New Orleans Voices: Troy "Trombone Shorty" Andrews
This is a short video interview with the musician Troy Andrews (better known as "Trombone Shorty") that takes place in the Treme (pronounced "trim-may") neighborhood where he grew up. Treme is the oldest black neighborhood in the United States and is one of the most culturally-rich zones in the city of New Orleans. I would be tempted to say that it is THE area most responsible for creating many of the things that New Orleans is famous for but I wouldn't want to start a fight with those folks in a couple other parts of the city *cough*Uptown*cough*. :P
This video is REALLY special because it contains footage of a phenomenon that you will in all likelihood never had the opportunity to see unless you came here at just the right time and, now that so much of the city is empty, may not last beyond this generation. As Shorty takes the camera-woman on a small walking tour of the Treme district, he introduces her to the remnants of the community, those who managed to stay or return to the city and neighborhood they love. They also encounter one of the Mardi Gras Indians from his neighborhood named Tyrone Miller.
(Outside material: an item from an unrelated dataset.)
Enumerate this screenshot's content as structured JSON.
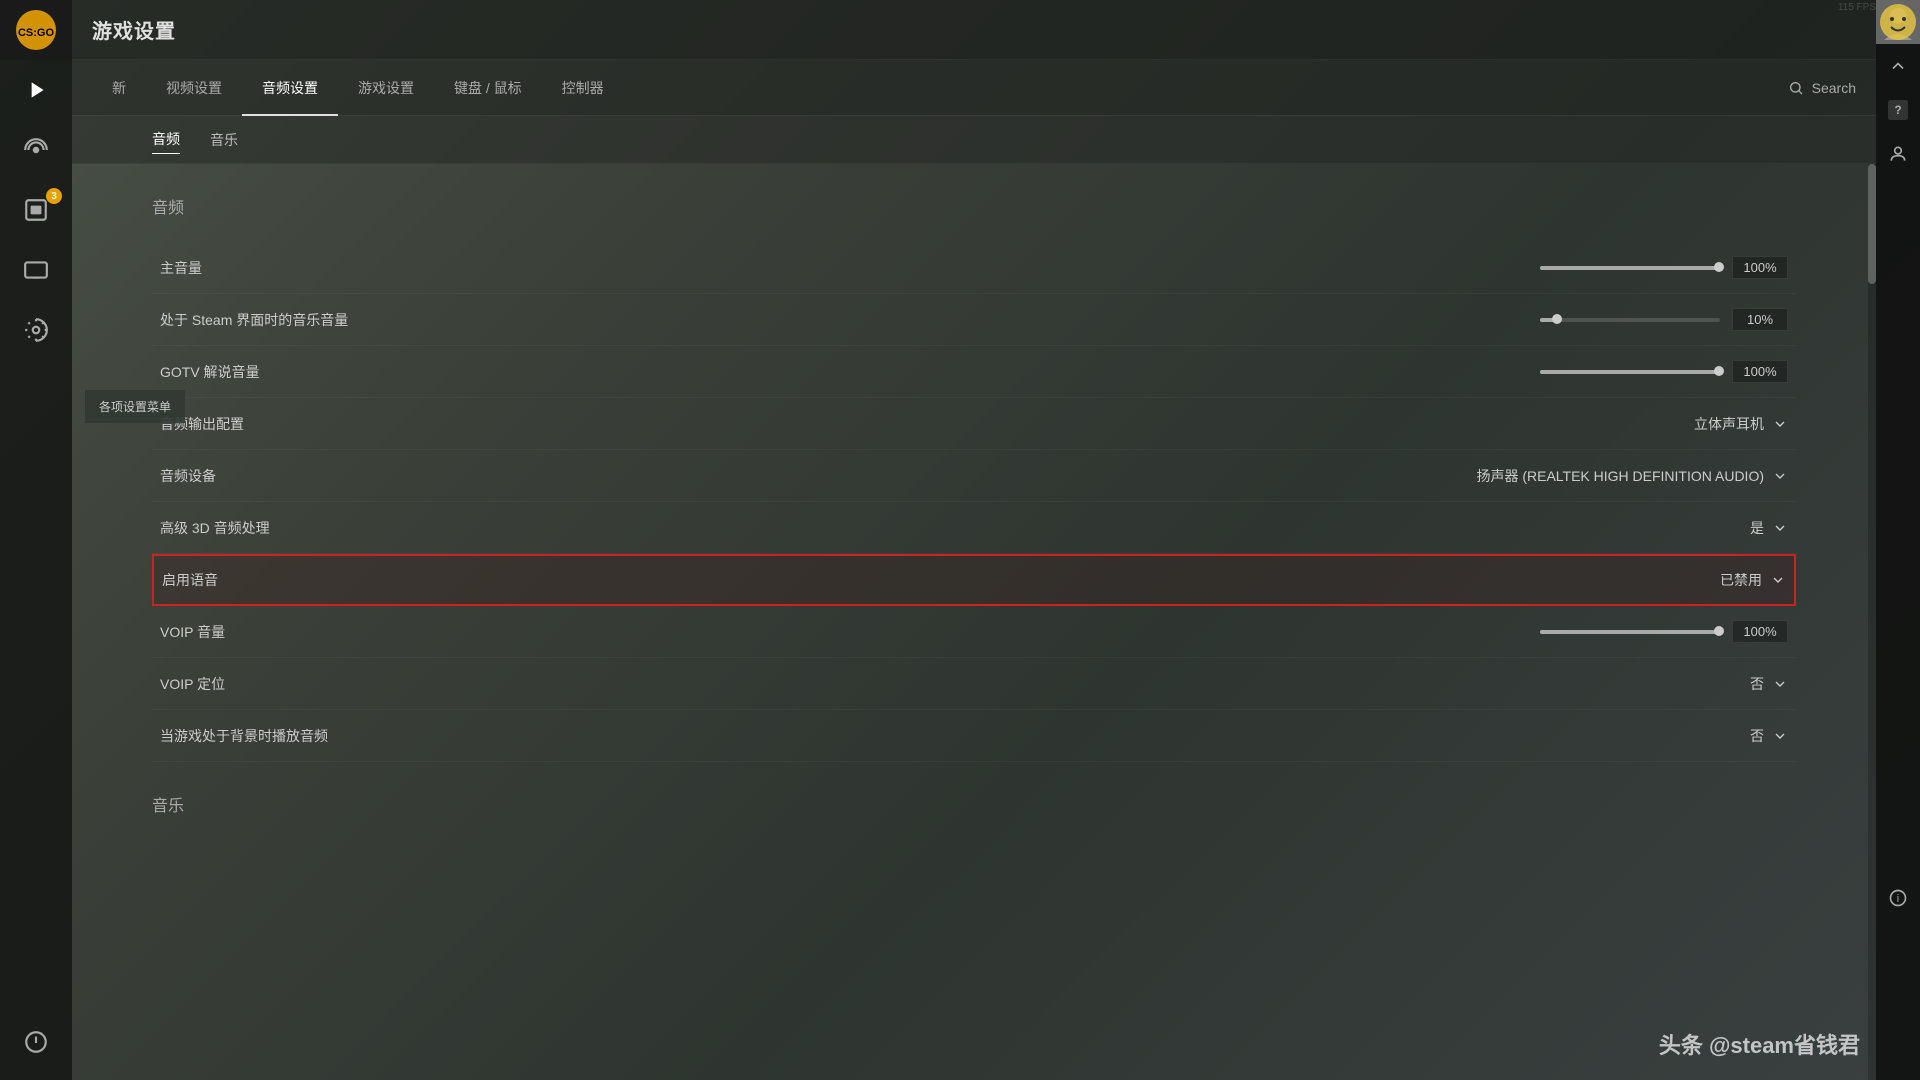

I got a good laugh when Shorty tried to cajole Miller into giving the woman just a little taste of his skills and Miller flat out told him no twice with a completely straight face that didn't seem the least bit apologetic. However, after Shorty asked a few more times and Miller sized up the camera-woman he finally relented and performed an Indian classic call and response chant called "Shoo, fly! Don't bother me!". The name reveals the refrain which would be repeated by the audience in between short stanzas performed by the Indian. The refrain provides a framework for this chant which has been made into countless versions as each performer creates short rhyming lines that are improvised each time. The performers often use these improvisations to hail listeners, tell short tales, engage in good-natured boasting about his skills, and/or praise his particular neighborhood or tribe. Even though outsiders might not know them, these folks are local heroes. If you listen carefully, you can also hear two more Indian chants on this video, "Hu-ta-nay" during the introduction and "Shallow Water" while the credits roll at the end.
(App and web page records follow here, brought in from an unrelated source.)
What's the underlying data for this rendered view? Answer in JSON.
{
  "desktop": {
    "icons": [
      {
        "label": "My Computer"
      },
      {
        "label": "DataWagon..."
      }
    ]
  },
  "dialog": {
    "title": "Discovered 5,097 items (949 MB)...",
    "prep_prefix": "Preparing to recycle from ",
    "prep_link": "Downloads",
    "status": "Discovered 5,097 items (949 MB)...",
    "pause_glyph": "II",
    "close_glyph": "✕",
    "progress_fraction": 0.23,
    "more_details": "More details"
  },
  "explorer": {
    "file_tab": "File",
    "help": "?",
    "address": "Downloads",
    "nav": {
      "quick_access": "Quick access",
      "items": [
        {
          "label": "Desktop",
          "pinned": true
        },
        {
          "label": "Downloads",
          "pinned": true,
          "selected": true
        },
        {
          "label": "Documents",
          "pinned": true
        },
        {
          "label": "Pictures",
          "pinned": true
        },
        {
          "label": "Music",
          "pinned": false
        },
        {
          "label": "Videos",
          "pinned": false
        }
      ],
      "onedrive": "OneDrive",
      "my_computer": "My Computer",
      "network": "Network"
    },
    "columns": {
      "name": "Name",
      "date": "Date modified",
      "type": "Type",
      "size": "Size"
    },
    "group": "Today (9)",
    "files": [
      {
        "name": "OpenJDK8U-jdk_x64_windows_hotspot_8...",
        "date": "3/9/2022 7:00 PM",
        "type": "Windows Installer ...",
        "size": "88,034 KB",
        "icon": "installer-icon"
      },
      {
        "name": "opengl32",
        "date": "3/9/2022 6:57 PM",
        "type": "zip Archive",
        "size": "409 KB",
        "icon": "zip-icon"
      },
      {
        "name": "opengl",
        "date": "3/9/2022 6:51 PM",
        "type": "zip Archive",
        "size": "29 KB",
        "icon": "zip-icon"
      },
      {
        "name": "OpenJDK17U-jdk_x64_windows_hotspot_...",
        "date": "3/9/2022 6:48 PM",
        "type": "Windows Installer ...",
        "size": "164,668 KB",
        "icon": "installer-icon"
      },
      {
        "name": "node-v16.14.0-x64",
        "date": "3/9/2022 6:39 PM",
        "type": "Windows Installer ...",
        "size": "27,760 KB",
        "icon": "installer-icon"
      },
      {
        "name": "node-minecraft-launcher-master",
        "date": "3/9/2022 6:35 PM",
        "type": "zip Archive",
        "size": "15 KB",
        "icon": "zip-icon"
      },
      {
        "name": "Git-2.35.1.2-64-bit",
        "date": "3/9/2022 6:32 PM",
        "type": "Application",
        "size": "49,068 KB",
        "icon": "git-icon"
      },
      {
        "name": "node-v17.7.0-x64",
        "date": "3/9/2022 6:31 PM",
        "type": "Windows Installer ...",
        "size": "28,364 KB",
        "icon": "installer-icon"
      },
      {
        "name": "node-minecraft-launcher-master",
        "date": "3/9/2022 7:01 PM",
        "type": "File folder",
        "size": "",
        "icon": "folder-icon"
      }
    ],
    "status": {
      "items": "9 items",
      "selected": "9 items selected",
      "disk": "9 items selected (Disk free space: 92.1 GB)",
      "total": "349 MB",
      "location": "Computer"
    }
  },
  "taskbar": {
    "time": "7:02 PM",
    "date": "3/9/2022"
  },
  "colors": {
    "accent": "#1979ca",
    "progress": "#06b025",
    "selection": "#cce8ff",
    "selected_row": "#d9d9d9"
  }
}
My little brother went on his first tour around the world right before he started high schoo with Trombone Shorty. I remember Shorty from when he was a skinny little phenom with a powerful set of lungs. He was blasting folks away with his skills back then too. Even though this guy has taken many trips to many different countries where his music is much more appreciated than in the United States, Shorty has chosen to keep New Orleans as his home. I can't do anything but admire a cat like that. If this city has any chance of retaining it's African-American culture, it's going to depend on the tenacious artists like Troy.
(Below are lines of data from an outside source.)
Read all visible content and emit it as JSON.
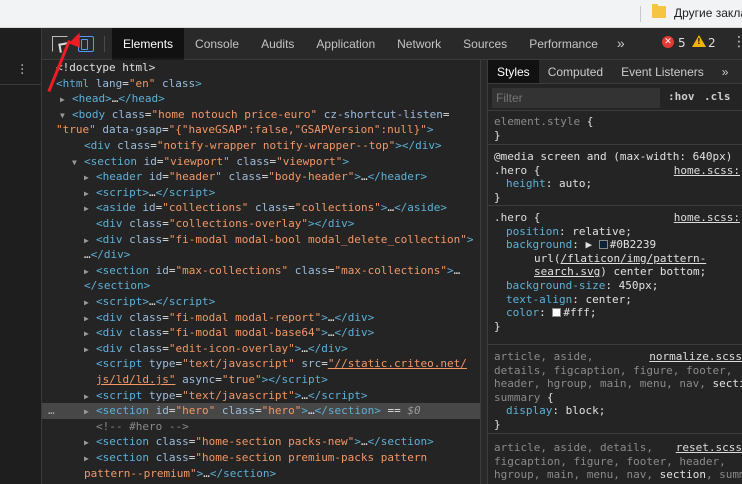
{
  "bookmarks": {
    "folder_label": "Другие закла"
  },
  "toolbar": {
    "tabs": [
      "Elements",
      "Console",
      "Audits",
      "Application",
      "Network",
      "Sources",
      "Performance"
    ],
    "more": "»",
    "errors": "5",
    "warnings": "2",
    "menu": "⋮"
  },
  "styles_tabs": [
    "Styles",
    "Computed",
    "Event Listeners",
    "»"
  ],
  "styles_filter": {
    "placeholder": "Filter",
    "hov": ":hov",
    "cls": ".cls"
  },
  "colors": {
    "accent_blue": "#4e9cf4",
    "tag": "#5db0d7",
    "attr_value": "#f29766",
    "arrow": "#ee1c24"
  }
}
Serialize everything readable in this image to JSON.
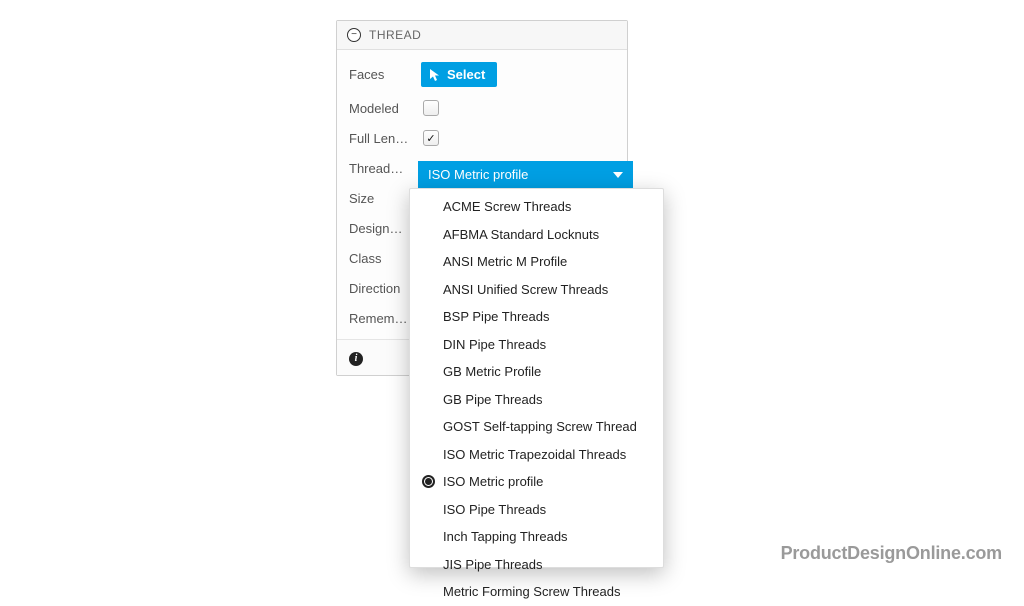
{
  "panel": {
    "title": "THREAD",
    "collapse_glyph": "−"
  },
  "rows": {
    "faces": {
      "label": "Faces",
      "button": "Select"
    },
    "modeled": {
      "label": "Modeled",
      "checked": false
    },
    "full_length": {
      "label": "Full Len…",
      "checked": true
    },
    "thread_type": {
      "label": "Thread…",
      "selected": "ISO Metric profile"
    },
    "size": {
      "label": "Size"
    },
    "designation": {
      "label": "Design…"
    },
    "class": {
      "label": "Class"
    },
    "direction": {
      "label": "Direction"
    },
    "remember": {
      "label": "Remem…"
    }
  },
  "dropdown": {
    "options": [
      "ACME Screw Threads",
      "AFBMA Standard Locknuts",
      "ANSI Metric M Profile",
      "ANSI Unified Screw Threads",
      "BSP Pipe Threads",
      "DIN Pipe Threads",
      "GB Metric Profile",
      "GB Pipe Threads",
      "GOST Self-tapping Screw Thread",
      "ISO Metric Trapezoidal Threads",
      "ISO Metric profile",
      "ISO Pipe Threads",
      "Inch Tapping Threads",
      "JIS Pipe Threads",
      "Metric Forming Screw Threads"
    ],
    "selected_index": 10
  },
  "watermark": "ProductDesignOnline.com"
}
The video below is of Shorty playing a solo at a Jazz festival in Ascona, Switzerland in 2006.